The Golan Heights
No visit to Northern Israel is complete without a visit to the Golan Heights. The Golan was captured from Syria in 1967 by Israel, whose aim was to put an end to the Syrian practice of shooting into Israeli settlements from the hills and mountains of the Heights. Today, Israeli settlements dot the Golan Heights, as well as a mid-sized town, Katzrin, and many other sites and attractions.
One site that draws thousands of visitors each year is Gamla. Known as the "Massada of the North", Gamla has a history similar to the southern mountaintop fortress where several hundred Jews chose suicide over the prospect of slavery to the Romans. At Gamla, close to a thousand Jews threw themselves to their deaths when Roman conquest seemed imminent. Today, as visitors walk the trail up to the site where the Jewish settlement existed 2000 years ago, they have a stunning view of the valley below, as well as the hills and mountains of the surrounding area. Many different birds nest in the area, making a Gamla visit a must for bird-watchers in Israel.
No one anticipates winter snows in Israel as do visitors to Mt. Hermon. The Hermon Mountain is the highest in Israel, and the only one which receives a reasonable amount of snowfall almost every winter. People travel from throughout the country to see the snow on Mt. Hermon, but the Hermon Resort offers many other activities for visitors.
In the wintertime, in addition to skiing, there is tobogganing, sledding, and other snow activities, as well a ski school for beginners. In the summertime, there is summer-sledding, as well as awe-inspiring jeep tours which focus on the history of the area, as well as the plant and animal life of the area.
Near Katzrin, visitors can enjoy a Talmudic village experience. The rabbis of the early 1st millennium A.D. traveled around the Galilee and Golan, compiling the Talmud. Jewish settlements of this period were scattered throughout Northern Israel, and the Talmudic Village near Katzrin allows visitors the opportunity to see an authentic archeological site which has been recreated to reflect a thriving village of the times.
At the village, one can see an authentic olive press of the times, and participate in a demonstration of olive oil making. The village includes an ancient synagogue, recreated homes, and a movie which explains the compilation of the Talmud, Judaism's most extensive commentary on the Torah. Actors and actresses perform and explain to give visitors a true understanding of the kind of life that Jews lived during these exciting times. An on-site museum with an audio-visual presentation of life in the Golan during Talmudic times is open displaying artifacts uncovered during archeological excavations in the area.
The Golan Heights Winery
Vineyards for the Golan Heights Winery were planted in 1976 by four Golan settlements, and by 1984 the first wines of the Golan Heights Winery were bottled, revolutionizing winemaking in Israel. The Golan Heights Winery has led the Israeli wine industry in the production of fine wines, and the new wineries that have sprung up in recent years owe much to the Golan Wines for leading the way.

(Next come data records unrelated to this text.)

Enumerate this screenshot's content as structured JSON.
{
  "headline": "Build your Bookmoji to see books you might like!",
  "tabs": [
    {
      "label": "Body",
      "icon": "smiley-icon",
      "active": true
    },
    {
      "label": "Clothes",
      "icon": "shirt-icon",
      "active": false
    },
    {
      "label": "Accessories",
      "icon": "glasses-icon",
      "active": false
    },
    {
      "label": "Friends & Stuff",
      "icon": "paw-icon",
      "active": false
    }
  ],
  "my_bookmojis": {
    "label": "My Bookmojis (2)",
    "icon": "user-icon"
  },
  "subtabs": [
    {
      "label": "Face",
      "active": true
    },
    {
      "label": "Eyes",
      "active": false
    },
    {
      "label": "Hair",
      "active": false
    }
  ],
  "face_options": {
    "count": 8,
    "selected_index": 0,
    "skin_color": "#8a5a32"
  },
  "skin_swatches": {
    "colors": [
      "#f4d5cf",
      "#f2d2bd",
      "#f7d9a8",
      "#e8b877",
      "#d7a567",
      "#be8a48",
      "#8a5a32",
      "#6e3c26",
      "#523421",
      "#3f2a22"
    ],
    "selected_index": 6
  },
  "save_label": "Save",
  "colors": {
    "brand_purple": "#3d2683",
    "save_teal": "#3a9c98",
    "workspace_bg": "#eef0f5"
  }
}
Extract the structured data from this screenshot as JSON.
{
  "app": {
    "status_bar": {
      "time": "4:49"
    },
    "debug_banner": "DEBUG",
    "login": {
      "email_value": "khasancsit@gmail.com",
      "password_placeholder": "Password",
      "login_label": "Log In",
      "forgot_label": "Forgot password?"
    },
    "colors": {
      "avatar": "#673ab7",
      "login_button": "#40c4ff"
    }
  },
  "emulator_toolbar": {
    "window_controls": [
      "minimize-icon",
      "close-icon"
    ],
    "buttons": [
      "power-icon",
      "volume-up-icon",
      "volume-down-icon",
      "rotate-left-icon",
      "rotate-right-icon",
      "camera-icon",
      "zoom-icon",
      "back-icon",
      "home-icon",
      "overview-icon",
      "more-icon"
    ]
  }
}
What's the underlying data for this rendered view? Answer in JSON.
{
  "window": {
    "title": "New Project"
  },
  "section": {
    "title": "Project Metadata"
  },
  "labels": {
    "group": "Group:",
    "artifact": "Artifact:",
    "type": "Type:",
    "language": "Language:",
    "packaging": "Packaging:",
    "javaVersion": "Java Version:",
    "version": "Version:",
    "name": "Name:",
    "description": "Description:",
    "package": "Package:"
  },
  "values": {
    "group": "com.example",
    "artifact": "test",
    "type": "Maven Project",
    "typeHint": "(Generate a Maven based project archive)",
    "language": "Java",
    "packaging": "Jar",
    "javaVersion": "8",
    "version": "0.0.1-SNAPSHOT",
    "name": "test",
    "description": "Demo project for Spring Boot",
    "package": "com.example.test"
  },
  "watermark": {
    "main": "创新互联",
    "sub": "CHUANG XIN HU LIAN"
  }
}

The center of the Golan Heights Winery is near the town of Katzrin, and visitors are welcomed with a full tour of the premises, as well as an opportunity to taste these prize-winning wines. The tours look at the way that the grapes are grown (the Golan's volcanic soil is believed to be one of the reasons for its especially fine yield), harvested, aged and bottled, as well as some of the prizes that the winery has won over the last 20 years. The highlight of the tour is the wine-tasting session at the tour's end - visitors who plan their trip carefully come by bus so that they are not driving after their tour!